**PROVIDED DATA**
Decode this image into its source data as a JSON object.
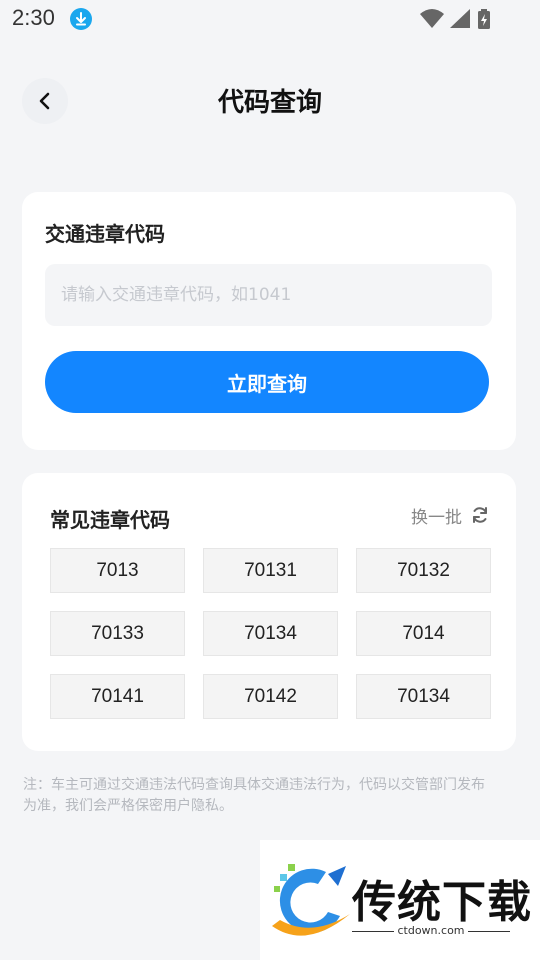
{
  "status_bar": {
    "time": "2:30",
    "icons": [
      "download-icon",
      "wifi-icon",
      "signal-icon",
      "battery-charging-icon"
    ]
  },
  "header": {
    "back_icon": "chevron-left-icon",
    "title": "代码查询"
  },
  "query_card": {
    "label": "交通违章代码",
    "input_value": "",
    "input_placeholder": "请输入交通违章代码，如1041",
    "button_label": "立即查询",
    "button_color": "#1386ff"
  },
  "common_card": {
    "title": "常见违章代码",
    "refresh_label": "换一批",
    "refresh_icon": "refresh-icon",
    "codes": [
      "7013",
      "70131",
      "70132",
      "70133",
      "70134",
      "7014",
      "70141",
      "70142",
      "70134"
    ]
  },
  "note": "注：车主可通过交通违法代码查询具体交通违法行为，代码以交管部门发布为准，我们会严格保密用户隐私。",
  "watermark": {
    "brand": "传统下载",
    "domain": "ctdown.com"
  }
}
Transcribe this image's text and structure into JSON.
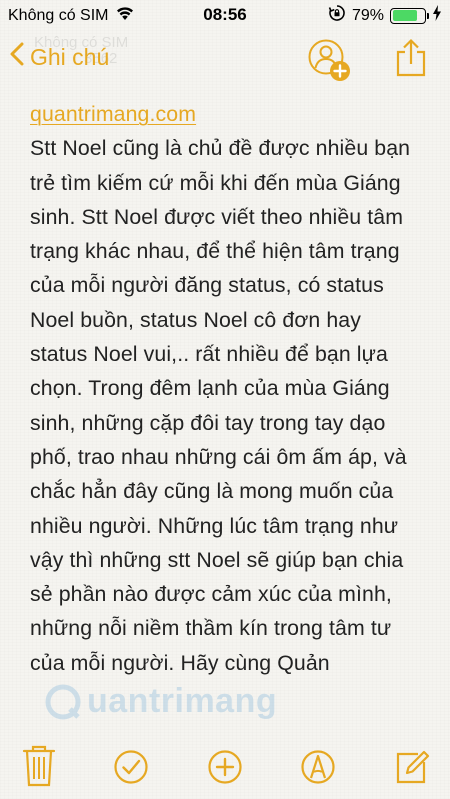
{
  "status_bar": {
    "carrier": "Không có SIM",
    "time": "08:56",
    "battery_percent": "79%",
    "battery_level": 0.79,
    "battery_color": "#4cd964"
  },
  "nav": {
    "back_label": "Ghi chú",
    "back_icon": "chevron-left-icon",
    "share_person_icon": "add-person-icon",
    "share_icon": "share-icon"
  },
  "note": {
    "link": "quantrimang.com",
    "body": "Stt Noel cũng là chủ đề được nhiều bạn trẻ tìm kiếm cứ mỗi khi đến mùa Giáng sinh. Stt Noel được viết theo nhiều tâm trạng khác nhau, để thể hiện tâm trạng của mỗi người đăng status, có status Noel buồn, status Noel cô đơn hay status Noel vui,.. rất nhiều để bạn lựa chọn. Trong đêm lạnh của mùa Giáng sinh, những cặp đôi tay trong tay dạo phố, trao nhau những cái ôm ấm áp, và chắc hẳn đây cũng là mong muốn của nhiều người. Những lúc tâm trạng như vậy thì những stt Noel sẽ giúp bạn chia sẻ phần nào được cảm xúc của mình, những nỗi niềm thầm kín trong tâm tư của mỗi người. Hãy cùng Quản"
  },
  "watermark": "uantrimang",
  "toolbar": {
    "items": [
      "trash-icon",
      "checklist-icon",
      "add-icon",
      "sketch-icon",
      "compose-icon"
    ]
  },
  "colors": {
    "accent": "#e6a822",
    "text": "#222222",
    "background": "#f5f4f0"
  }
}
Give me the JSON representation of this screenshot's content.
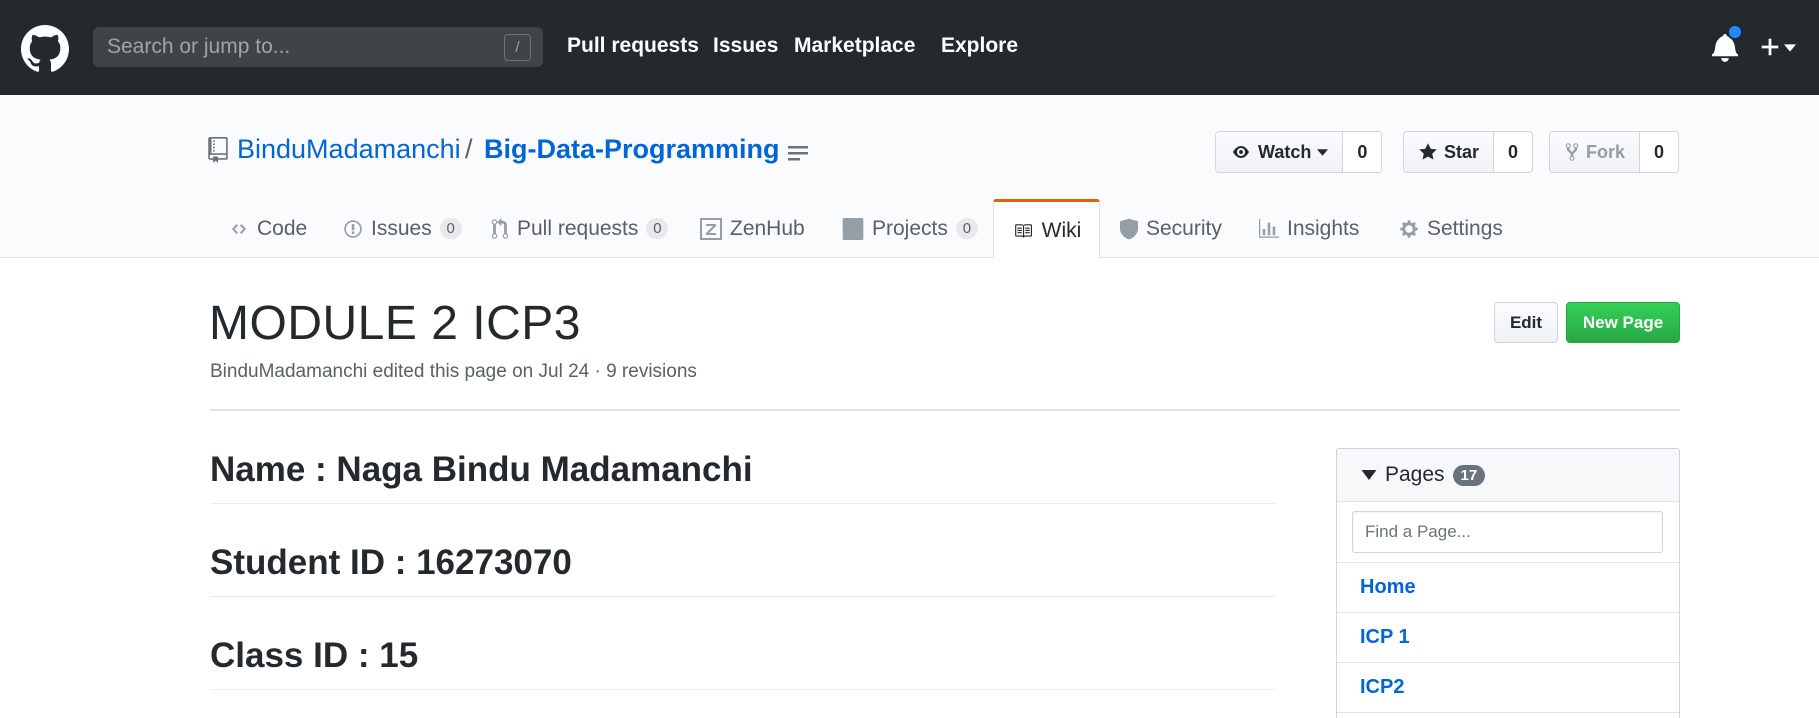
{
  "header": {
    "search_placeholder": "Search or jump to...",
    "search_shortcut": "/",
    "nav": [
      "Pull requests",
      "Issues",
      "Marketplace",
      "Explore"
    ]
  },
  "repo": {
    "owner": "BinduMadamanchi",
    "separator": "/",
    "name": "Big-Data-Programming",
    "watch": {
      "label": "Watch",
      "count": "0"
    },
    "star": {
      "label": "Star",
      "count": "0"
    },
    "fork": {
      "label": "Fork",
      "count": "0"
    }
  },
  "tabs": [
    {
      "label": "Code",
      "icon": "code-icon"
    },
    {
      "label": "Issues",
      "count": "0",
      "icon": "issue-icon"
    },
    {
      "label": "Pull requests",
      "count": "0",
      "icon": "pull-request-icon"
    },
    {
      "label": "ZenHub",
      "icon": "zenhub-icon"
    },
    {
      "label": "Projects",
      "count": "0",
      "icon": "project-icon"
    },
    {
      "label": "Wiki",
      "icon": "book-icon",
      "selected": true
    },
    {
      "label": "Security",
      "icon": "shield-icon"
    },
    {
      "label": "Insights",
      "icon": "graph-icon"
    },
    {
      "label": "Settings",
      "icon": "gear-icon"
    }
  ],
  "wiki": {
    "title": "MODULE 2 ICP3",
    "meta": "BinduMadamanchi edited this page on Jul 24 · 9 revisions",
    "edit_label": "Edit",
    "new_page_label": "New Page",
    "headings": [
      "Name : Naga Bindu Madamanchi",
      "Student ID : 16273070",
      "Class ID : 15"
    ]
  },
  "sidebar": {
    "pages_label": "Pages",
    "pages_count": "17",
    "filter_placeholder": "Find a Page...",
    "pages": [
      "Home",
      "ICP 1",
      "ICP2"
    ]
  },
  "colors": {
    "header_bg": "#24292e",
    "link": "#0366d6",
    "selected_tab_accent": "#e36209",
    "primary_button": "#28a745",
    "notification_dot": "#2188ff"
  }
}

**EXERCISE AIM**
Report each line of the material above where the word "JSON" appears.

**THE ANSWER**
Decode this image into its source data as a JSON object.
Transcribe this image's text and structure into JSON.
Give me the JSON representation of this screenshot's content.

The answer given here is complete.